For an introduction to this series see this article. Briefly, I show examples of beautiful mathematics that do not need any advanced math.
What is a series?
In mathematics, a sequence is a list of numbers, usually with some defining characteristic. For example the sequence of counting numbers is 1, 2, 3 …. . The sequence of primes is 2, 3, 5, 7, 11….. A series is simply a sequence added up. Several articles in this series (in the non-mathematical sense!) have dealt with series in the mathematical sense. For example, this diary. dealt with the series of consecutive odd integers.
Convergent and divergent series
Some series are said to converge. This means that, no matter how many terms you add, you never get past a certain number. For example the series:
1 + 1/2 + 1/4 + 1/8 + ….. 1/2n + ….
converges to 2. Other series diverge; that is, if you keep adding terms the series grows without limit.
The harmonic series
The harmonic series is the inverse of the sequence of counting numbers:
1/1 + 1/2 + 1/3 + …. + 1/n….

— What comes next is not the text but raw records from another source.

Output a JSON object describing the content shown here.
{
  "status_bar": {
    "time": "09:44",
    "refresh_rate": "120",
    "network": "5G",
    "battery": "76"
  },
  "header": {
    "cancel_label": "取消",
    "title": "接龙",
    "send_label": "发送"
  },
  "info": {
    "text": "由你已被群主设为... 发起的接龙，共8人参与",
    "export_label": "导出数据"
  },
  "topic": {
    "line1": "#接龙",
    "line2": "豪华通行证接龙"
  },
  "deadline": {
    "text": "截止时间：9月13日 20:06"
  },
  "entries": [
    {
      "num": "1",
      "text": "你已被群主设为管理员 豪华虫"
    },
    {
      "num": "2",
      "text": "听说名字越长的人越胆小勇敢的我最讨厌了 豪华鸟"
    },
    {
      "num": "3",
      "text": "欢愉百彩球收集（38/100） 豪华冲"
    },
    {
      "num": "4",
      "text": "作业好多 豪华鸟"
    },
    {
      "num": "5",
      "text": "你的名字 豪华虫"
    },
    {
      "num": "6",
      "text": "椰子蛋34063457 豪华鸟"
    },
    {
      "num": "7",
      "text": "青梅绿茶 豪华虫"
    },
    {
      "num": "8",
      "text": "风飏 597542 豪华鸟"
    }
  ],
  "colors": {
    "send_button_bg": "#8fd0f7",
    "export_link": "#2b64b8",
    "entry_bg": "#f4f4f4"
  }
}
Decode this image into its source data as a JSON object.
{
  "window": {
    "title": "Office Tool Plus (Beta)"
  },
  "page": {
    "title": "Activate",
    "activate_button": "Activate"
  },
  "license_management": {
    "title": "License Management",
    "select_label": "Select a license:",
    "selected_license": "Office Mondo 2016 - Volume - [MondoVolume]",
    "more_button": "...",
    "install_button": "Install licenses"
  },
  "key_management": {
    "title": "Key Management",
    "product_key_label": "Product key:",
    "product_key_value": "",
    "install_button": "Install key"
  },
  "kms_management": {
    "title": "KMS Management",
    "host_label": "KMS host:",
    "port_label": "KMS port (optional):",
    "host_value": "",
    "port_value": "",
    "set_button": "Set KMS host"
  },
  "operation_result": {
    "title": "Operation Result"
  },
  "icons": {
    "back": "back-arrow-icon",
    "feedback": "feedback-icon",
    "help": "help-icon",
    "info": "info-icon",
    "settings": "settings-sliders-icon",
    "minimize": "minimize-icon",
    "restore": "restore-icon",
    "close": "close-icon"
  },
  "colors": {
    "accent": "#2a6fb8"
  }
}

The harmonic series grows very slowly. According to Wolfram’s Mathworld you need to add 12,367 terms to reach 10 and, to reach 100 you need a truly amazing number of terms, specifically: 15,092,688,622,113,788,233,693,563,264,538,101,449,859,497 terms! But does the harmonic series ever stop growing? I will show two proofs that it does. But before reading on I strongly urge you to play! One of the proofs uses only very basic math, but in an ingenious way.
Oresme’s proof that the harmonic series diverges
The first proof that the harmonic series diverges is due to Nicole D’Oresme (c. 1323-1382). He noticed that you could group the terms of the harmonic series like this:
1 + 1/2 + (1/3 + 1/4) + (1/5 + 1/6 + 1/7 + 1/8) + (1/9 + 1/10 + 1/11 + 1/12 + 1/13 + 1/14 + 1/15 + 1/16) …
The first parentheses group two terms, the next four and so on. How does this show that the series diverges? Each set of numbers is equal to or greater than 1/2. for example:
- 1/3 + 1/4 > 1/4 + 1/4 and 1/4 + 1/4 = 2/4 = 1/2
- 1/5 + 1/6 + 1/7 + 1/8 > 1/8 + 1/8 + 1/8 + 1/8, which, again = 1/2
Ward’s proof that the harmonic series diverges
A much more recent proof is due to A. J. B Ward in 1970. He used a reductio ad absurdum proof; that is, he assumed the opposite of what he wanted to prove and then deduced nonsense from that assumption. So, first assume that the harmonic series converges. Let Hn be the nth harmonic number e.g. H3 = 1/1 + 1/2 + 1/3. Now, if the harmonic series converges, then as n gets bigger and bigger H2n – Hn approaches 0. (Formally the limit of H2n – Hn as n approaches infinity = 0) . However, Ward noticed that
H2n – Hn = 1/(n+1) + 1/(n+2) + 1/(n+3) +… 1/2n
This series has n terms. Each term is equal to or greater than 1/2n, so the whole series is greater than n/2n which is 1/2. But we assumed that it was 0!